New Culinary Trend: Cooking with Algae Oil
There's a lot to consider when you're choosing a cooking oil: smoke point, flavor, color, nutritional value, whether it will break down into particles that might give you cancer … it can be enough to make your head spin, or at least leave you reaching for the same oil you've used again and again.
Algae oil is very light in color, and nearly flavorless. Photo by Thrive
Former Top Chef competitor Chef Marisa Churchill believes algae oil has the potential to become the next big thing. "Algae oil might not have the fame of goji berries and acai just yet, but this is a superfood that's clearly headed for stardom."
What is Algae Oil?
You might be thinking, "Algae? That green stuff from the ocean? Doesn't it taste like the sea? Isn't it slimy?" Actually, no. According to Thrive, which makes the only algae oil currently on the market, there are thousands of different types of algae, but one in particular is best for cooking: an algae that is already a source of oil and good fats. This algae was discovered on the sap of a chestnut tree in Germany, and is actually a naturally white substance. When turned into oil, it's rather clear.
Writer Rowan Jacobsen recently detailed how algae oil is made and the history of Thrive's parent company, Solazyme (now called TerraVia), on Tasting Table. "Solazyme has tweaked the DNA of its algae (yes, genetic engineering) to make it more like yeast" he writes, which feeds on sugars and is brewed in a tank, like beer. The genetically modified part of the algae gets left behind in the pressing process, so the finished oil isn't technically GM.
Why Try Algae Oil?
Better for the environment. According to Thrive, algae oil is made from plants that yield seven times as much oil as traditional oilseed, like canola, soybeans, and sunflowers, meaning it's more environmentally friendly by a long haul.
Flavor and smoke point. The flavor is another big selling point for algae oil, as it remains taste-free even when you crank it up to its smoke point. That smoke point -- a staggering 485 degrees -- means the oil stays stable at high temperatures. "My affinity for [algae oil] is pretty simple," Jacobsen tells Dish. "It has a higher smoking point and a better nutritional profile than canola and its other competitors, it uses much less land and resources to make, and it has absolutely zero taste, whereas I find that canola has a nasty hot-plastic smell when it gets really hot."
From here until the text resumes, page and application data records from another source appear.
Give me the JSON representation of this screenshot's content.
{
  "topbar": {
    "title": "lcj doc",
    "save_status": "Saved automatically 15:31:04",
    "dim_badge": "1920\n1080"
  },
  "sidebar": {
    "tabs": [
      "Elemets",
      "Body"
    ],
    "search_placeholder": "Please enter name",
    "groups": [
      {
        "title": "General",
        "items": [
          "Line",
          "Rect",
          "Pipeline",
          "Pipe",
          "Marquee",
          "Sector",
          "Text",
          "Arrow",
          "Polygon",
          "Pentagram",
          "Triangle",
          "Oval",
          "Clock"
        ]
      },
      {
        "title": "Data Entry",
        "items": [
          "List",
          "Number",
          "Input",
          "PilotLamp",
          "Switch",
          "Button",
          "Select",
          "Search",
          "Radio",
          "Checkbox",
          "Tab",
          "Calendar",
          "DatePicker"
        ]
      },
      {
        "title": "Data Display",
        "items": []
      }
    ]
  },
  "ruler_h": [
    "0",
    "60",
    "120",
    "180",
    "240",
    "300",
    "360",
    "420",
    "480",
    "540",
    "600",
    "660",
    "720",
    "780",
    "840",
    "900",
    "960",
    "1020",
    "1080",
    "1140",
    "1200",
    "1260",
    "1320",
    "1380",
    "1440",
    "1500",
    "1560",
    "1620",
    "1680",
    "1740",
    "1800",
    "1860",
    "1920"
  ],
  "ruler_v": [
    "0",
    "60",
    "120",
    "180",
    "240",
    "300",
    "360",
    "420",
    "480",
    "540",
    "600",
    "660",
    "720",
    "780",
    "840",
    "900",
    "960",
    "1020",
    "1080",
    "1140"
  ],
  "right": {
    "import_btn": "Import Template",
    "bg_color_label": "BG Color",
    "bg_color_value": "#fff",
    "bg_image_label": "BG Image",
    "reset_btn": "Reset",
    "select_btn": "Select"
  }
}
Low in saturated fat. According to Thrive, algae oil has a unique fat profile, with 75 percent less saturated fat than olive oil, the lowest percentage of saturated fat of any cooking oil currently on the market.
Buying Algae Oil
Currently, Thrive is only available at a few stores in California, including Gelson's in Southern California, where it launched in October 2015, and at Draeger's Market in San Francisco. It's also available for $11.99 for 16.9 ounces on the Thrive site, and coming soon to Amazon and Haggen Food Grocery Stores in the Portland and Seattle area.
Cooking with Algae Oil
Algae oil's neutral flavor means you can use it in your favorite recipes for everything from chicken to salad dressings, and in all kinds of baking. Here's a recipe to try from Thrive.
Pan Seared Chicken Breast with Lemon and Thyme
2 tablespoons Thrive Algae Oil for sauteing, plus 2 tablespoons oil for the sauce
4 boneless, skinless chicken breasts
2 teaspoons salt
1 teaspoon ground pepper
1 lemon, zested (preferably Meyer)
1/2 cup fresh lemon juice (preferably Meyer)
1 tablespoon thyme leaves
Heat a non-stick saute pan over medium-high heat. Season the chicken breasts with salt and pepper. Add 2 tablespoons of Thrive Algae Oil to the pan and wait until it is hot. Add the chicken and cook until golden on each side, about 4 minutes per side (8 minutes total). Remove the chicken from the pan and add the remaining 2 tablespoons Thrive Algae Oil, lemon zest, juice, and thyme. Cook for 30 seconds, whisking or picking up any small bits from the bottom of the pan. Pour the sauce over the chicken breasts and serve.